“Our students build their mental math capacities throughout the year,” Holmes said. “Buying products at a store helps kids practice counting change. It’s a real-life task that strengthens their mental math skills.”
To maintain and build on writing abilities over the holidays, Holmes recommends a free writing journal.
Don’t set specific topics for this activity, she said. Give children the chance to write whatever they want once a day.
“They can write exactly what their thoughts are, including things like, ‘I’m not sure what to write next,’” Holmes said.
A journal is an excellent way for students to let their thoughts flow freely.
The Arrowsmith Program’s Symbol Relations exercise (Clocks) helps students build on their capacity to reason. To maintain growth in this area, Holmes said parents should try to ask their kids problem solving questions.
“I recommend lots of ‘why’ and opinion questions,” she said. “What do you think about that? What do you suppose is going on there? How could the situation be different?”

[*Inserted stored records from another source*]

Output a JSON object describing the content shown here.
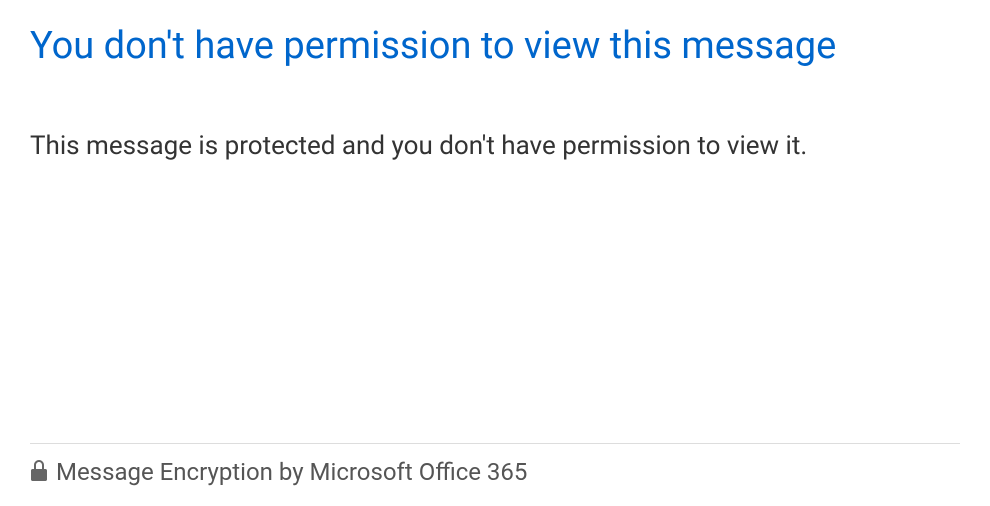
{
  "heading": "You don't have permission to view this message",
  "body": "This message is protected and you don't have permission to view it.",
  "footer": {
    "label": "Message Encryption by Microsoft Office 365"
  }
}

Avoid asking “yes” and “no” questions. Instead, focus on open-ended questions that allow kids to think and develop opinions.
“People watching” is a great activity for inspiring these kinds of questions and helping children see situations from different perspectives, according to Holmes.
“Parents can ask, ‘What do you think their story is? What’s going on over there? Why do you think that person’s wearing a sweater?’”
Parents can also have children complete word searches and puzzles or practice reading street signs when out on walks or driving in the car.
Health plays a big role in cognitive development and brain change too.
“Nutrition, sleep, exercise and water – those four things can be just as important as cognitive exercises because they open the brain’s capacity to change,” Holmes said.
Finally, she emphasized that kids shouldn’t spend their summers staring at smartphones and tablets.
“Let them notice the world,” she said.
Download the article here. After a decade of working alongside Barbara Arrowsmith-Young, the Founder of the Arrowsmith Program, I wondered if there was a way to bring her program to more children and adults with learning disabilities. Was there a way to reduce the intervention length, but maintain the quality… Read More »
Download the article here. Should my child with a learning disability attempt to improve brain functioning or try to survive through core academic subjects? If this opportunity exists for a parent, and I am aware that such options do not exist for most parents at this time either due… Read More »